Role of Vienna convention

Legal assistance paper

All reasonable efforts have been made to ensure the accuracy of this information at the time the advice was produced. However, the materials have been prepared for informational purposes only and may have been superseded by more recent developments. They do not constitute formal legal advice or create a lawyer- client relationship. To the extent permitted any liability is excluded. Those consulting the database may wish to contact LRI for clarifications and an updated analysis.

Print Friendly, PDF & Email

Date produced: 01/06/2015

The Geneva negotiating text, in its preambular part, refers to the Vienna Convention on the Law of Treaties: ” (…) [Recalling the Vienna Convention on the Law of Treaties,]”.  If the Vienna Convention is retained as the over-arching framework, what implication does it have for the Paris deal to succeed and what would it mean for countries such as Bangladesh, which has not signed it?

A number of countries are not signatories to the Convention, including Bangladesh, India, South Africa, Thailand, Indonesia, Norway and France. Countries which have signed but not ratified include the USA and Pakistan. If these countries have not signed or ratified the Vienna Convention, can they sign a Climate Treaty which may be under the framework of the Vienna Convention?

If not, will this mean that all the support to be given to developing countries and LDCs such as Bangladesh under the deal (such as Green Climate Fund funding) would be denied to them? Will they then first have to sign and ratify the Vienna Convention?

Advice:

The Vienna Convention on the Law of Treaties of 1969 (VCLT) is the main international instrument on the international law of treaties. It defines a treaty and relates to how treaties are made, amended, interpreted, how they operate and are terminated under public international law. It directly applies to treaties concluded between States who are parties to the VCLT.

However, many of the provisions contained in the VCLT also reflect customary international law – i.e. international obligations arising from established state practice (as opposed to a written agreement) based on a sense of legal obligation (opinio juris). As a result the rules of VCLT are widely recognized and used as the authoritative guide vis-à-vis the formation and effects of treaties.

Preambular language in an international treaty helps set the context for the operative part of an agreement but has no binding legal value. Thus, reference to the VCLT in the preamble to a new legal instrument on climate change would not result in any new commitments for the parties to the climate change agreement. In particular, it would not result in an obligation to become a party to the VCLT.

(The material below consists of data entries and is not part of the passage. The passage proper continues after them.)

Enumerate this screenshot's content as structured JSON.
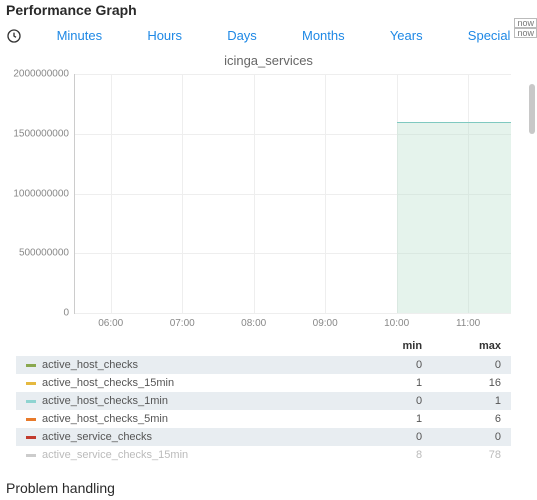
{
  "header": {
    "title": "Performance Graph"
  },
  "tabs": {
    "items": [
      "Minutes",
      "Hours",
      "Days",
      "Months",
      "Years",
      "Special"
    ],
    "now_label": "now"
  },
  "chart_data": {
    "type": "area",
    "title": "icinga_services",
    "xlabel": "",
    "ylabel": "",
    "y_ticks": [
      0,
      500000000,
      1000000000,
      1500000000,
      2000000000
    ],
    "y_tick_labels": [
      "0",
      "500000000",
      "1000000000",
      "1500000000",
      "2000000000"
    ],
    "x_ticks": [
      "06:00",
      "07:00",
      "08:00",
      "09:00",
      "10:00",
      "11:00"
    ],
    "ylim": [
      0,
      2000000000
    ],
    "xlim_hours": [
      5.5,
      11.6
    ],
    "series": [
      {
        "name": "active_host_checks",
        "color": "#8aa84f",
        "min": 0,
        "max": 0
      },
      {
        "name": "active_host_checks_15min",
        "color": "#e5b93f",
        "min": 1,
        "max": 16
      },
      {
        "name": "active_host_checks_1min",
        "color": "#8fd4d1",
        "min": 0,
        "max": 1
      },
      {
        "name": "active_host_checks_5min",
        "color": "#e87a2a",
        "min": 1,
        "max": 6
      },
      {
        "name": "active_service_checks",
        "color": "#c23b2e",
        "min": 0,
        "max": 0
      },
      {
        "name": "active_service_checks_15min",
        "color": "#cccccc",
        "min": 8,
        "max": 78
      }
    ],
    "visible_area": {
      "x_start_hour": 10.0,
      "x_end_hour": 11.6,
      "value": 1600000000
    }
  },
  "legend": {
    "columns": [
      "",
      "min",
      "max"
    ]
  },
  "footer": {
    "title": "Problem handling"
  }
}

Reference to the VCLT does not impede states which are not parties to the VCLT from joining a new agreement adopted in Paris. Such an agreement will not be adopted under the “overarching framework of the VCLT”. Financial support available to parties to the new agreement would not be contingent on acceptance of the VCLT. New commitments, rights and obligations (if any) will derive from the new agreement only.

However, the preamble may be used to guide the interpretation of the following provisions. A reference to the VCLT would, therefore, underline that, with regard to the subsequent application and interpretation of the new agreement, the rules of VCLT apply between parties to the VCLT (unless the climate agreement provides otherwise or contains specific rules). In relation to non-parties to the VCLT, at least those rules of the VCLT that reflect customary law (and would apply anyway) are relevant.

In addition, it may be argued that because of the broad reference to the VCLT other rules of the VCLT that are not yet recognised as customary law should also be taken into account when there is a question of interpretation in relation to a non-Party to the VCLT. If so and to what extent depends on the particular circumstances of the case in question.